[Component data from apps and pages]
....

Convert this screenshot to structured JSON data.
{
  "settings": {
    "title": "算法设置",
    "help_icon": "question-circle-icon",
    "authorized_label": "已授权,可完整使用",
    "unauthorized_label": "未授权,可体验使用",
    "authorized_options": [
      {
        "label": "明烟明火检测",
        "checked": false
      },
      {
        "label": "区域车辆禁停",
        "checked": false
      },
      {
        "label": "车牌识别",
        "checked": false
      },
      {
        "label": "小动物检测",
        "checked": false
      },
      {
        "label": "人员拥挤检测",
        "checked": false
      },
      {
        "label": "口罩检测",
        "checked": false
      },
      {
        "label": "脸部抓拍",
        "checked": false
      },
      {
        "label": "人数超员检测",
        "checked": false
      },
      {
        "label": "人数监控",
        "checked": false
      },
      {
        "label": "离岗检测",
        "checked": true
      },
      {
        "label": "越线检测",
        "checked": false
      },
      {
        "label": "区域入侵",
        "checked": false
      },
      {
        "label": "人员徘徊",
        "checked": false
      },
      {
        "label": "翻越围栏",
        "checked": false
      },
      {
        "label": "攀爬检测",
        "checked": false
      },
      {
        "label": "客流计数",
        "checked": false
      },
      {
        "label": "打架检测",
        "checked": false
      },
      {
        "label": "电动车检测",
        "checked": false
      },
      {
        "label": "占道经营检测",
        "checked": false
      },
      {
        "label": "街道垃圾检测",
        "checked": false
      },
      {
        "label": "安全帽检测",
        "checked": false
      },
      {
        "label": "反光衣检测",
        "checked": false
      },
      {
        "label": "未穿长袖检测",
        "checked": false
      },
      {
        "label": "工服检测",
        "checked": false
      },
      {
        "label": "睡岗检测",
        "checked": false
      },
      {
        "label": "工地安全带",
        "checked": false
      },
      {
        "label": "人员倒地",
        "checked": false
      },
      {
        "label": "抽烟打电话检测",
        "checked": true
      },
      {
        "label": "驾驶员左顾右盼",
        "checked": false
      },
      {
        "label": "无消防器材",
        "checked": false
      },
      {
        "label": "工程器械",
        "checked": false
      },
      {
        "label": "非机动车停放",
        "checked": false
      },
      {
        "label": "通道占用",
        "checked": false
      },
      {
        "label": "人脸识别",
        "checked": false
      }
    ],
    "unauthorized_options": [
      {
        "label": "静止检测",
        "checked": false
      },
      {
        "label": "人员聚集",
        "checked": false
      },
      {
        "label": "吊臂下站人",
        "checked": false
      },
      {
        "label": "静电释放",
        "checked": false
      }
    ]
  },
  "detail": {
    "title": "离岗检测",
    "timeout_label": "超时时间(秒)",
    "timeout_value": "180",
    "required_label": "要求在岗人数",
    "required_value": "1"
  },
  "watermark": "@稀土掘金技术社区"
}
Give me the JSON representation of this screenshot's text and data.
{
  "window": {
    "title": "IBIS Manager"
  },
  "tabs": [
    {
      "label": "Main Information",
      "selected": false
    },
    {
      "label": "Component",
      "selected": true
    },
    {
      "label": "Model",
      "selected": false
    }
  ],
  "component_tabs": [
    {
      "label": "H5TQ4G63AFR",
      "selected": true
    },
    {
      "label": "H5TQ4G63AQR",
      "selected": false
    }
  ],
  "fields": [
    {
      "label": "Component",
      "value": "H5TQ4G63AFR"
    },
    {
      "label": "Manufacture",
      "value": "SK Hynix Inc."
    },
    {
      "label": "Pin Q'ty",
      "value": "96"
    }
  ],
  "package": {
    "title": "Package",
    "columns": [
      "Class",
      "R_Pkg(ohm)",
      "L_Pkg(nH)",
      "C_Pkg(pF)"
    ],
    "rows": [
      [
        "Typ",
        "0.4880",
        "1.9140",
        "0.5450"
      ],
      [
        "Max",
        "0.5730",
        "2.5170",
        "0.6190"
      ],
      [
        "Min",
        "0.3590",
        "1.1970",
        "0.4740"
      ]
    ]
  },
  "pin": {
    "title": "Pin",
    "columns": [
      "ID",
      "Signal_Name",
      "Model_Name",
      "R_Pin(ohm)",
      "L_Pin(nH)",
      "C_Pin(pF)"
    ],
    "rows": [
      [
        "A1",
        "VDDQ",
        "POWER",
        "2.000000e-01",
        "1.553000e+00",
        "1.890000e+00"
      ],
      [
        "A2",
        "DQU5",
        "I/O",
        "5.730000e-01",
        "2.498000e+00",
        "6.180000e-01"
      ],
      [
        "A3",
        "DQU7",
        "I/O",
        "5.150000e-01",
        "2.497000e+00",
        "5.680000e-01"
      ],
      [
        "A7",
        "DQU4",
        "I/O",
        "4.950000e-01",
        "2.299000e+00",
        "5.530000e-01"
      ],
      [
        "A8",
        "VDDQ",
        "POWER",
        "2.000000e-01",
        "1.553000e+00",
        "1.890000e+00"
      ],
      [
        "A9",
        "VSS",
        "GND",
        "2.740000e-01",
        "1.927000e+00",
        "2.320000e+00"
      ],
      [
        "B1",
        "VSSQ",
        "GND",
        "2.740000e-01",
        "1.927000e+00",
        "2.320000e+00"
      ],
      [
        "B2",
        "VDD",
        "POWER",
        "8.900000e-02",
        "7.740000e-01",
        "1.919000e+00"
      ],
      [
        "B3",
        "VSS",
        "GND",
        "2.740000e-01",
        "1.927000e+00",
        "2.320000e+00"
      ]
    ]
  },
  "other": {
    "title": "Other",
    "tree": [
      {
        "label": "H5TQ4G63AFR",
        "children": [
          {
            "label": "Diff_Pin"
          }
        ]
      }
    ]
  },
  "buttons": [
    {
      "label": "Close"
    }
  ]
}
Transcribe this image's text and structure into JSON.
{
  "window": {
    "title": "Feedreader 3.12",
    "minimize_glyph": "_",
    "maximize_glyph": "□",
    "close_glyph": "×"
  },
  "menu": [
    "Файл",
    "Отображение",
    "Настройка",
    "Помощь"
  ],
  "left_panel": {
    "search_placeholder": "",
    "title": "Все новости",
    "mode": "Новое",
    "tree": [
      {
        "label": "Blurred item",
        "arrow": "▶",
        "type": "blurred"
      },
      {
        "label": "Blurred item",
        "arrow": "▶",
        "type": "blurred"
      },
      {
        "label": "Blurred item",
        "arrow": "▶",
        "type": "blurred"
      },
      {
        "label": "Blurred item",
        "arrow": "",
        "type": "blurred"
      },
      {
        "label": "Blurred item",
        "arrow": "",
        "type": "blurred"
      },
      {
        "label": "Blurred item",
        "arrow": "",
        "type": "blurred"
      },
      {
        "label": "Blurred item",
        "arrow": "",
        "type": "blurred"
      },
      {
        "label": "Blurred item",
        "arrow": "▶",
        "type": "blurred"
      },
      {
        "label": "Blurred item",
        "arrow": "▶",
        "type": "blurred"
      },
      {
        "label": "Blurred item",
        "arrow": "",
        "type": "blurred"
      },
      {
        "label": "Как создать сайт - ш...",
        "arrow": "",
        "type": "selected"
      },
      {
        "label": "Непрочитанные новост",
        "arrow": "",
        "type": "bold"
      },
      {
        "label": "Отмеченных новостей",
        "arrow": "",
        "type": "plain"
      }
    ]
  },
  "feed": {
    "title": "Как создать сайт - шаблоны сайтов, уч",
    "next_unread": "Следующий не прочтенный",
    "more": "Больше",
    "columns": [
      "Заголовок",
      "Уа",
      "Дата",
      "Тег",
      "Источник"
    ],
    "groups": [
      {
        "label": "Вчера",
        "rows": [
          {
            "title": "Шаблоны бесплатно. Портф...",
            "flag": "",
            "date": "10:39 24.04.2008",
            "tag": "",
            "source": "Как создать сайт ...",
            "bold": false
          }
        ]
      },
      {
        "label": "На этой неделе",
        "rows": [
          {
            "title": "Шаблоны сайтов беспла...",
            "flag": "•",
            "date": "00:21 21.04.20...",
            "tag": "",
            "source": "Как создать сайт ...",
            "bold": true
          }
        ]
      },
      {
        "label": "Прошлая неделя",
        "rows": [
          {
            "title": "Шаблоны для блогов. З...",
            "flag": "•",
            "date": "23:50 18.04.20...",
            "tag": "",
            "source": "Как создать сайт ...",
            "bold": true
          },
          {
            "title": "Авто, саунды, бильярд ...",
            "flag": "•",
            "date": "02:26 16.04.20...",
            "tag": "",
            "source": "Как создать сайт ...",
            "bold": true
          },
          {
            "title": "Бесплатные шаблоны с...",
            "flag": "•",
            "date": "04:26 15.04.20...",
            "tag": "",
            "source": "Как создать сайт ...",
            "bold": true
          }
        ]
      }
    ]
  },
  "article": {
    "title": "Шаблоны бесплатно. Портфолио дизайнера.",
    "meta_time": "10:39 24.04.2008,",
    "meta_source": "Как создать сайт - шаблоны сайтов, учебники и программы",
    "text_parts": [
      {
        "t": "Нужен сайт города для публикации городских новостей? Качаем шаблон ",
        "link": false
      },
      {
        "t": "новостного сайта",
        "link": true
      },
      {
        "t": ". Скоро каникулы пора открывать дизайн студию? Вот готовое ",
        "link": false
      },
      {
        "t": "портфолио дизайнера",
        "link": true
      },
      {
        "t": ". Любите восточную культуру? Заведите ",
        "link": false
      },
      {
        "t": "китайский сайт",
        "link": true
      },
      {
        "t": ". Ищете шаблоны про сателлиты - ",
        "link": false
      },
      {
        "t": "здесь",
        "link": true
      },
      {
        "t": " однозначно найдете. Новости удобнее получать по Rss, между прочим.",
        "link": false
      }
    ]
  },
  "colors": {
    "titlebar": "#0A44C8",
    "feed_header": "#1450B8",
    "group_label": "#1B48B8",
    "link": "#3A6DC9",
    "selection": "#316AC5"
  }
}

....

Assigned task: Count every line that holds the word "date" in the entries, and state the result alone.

Written response: 5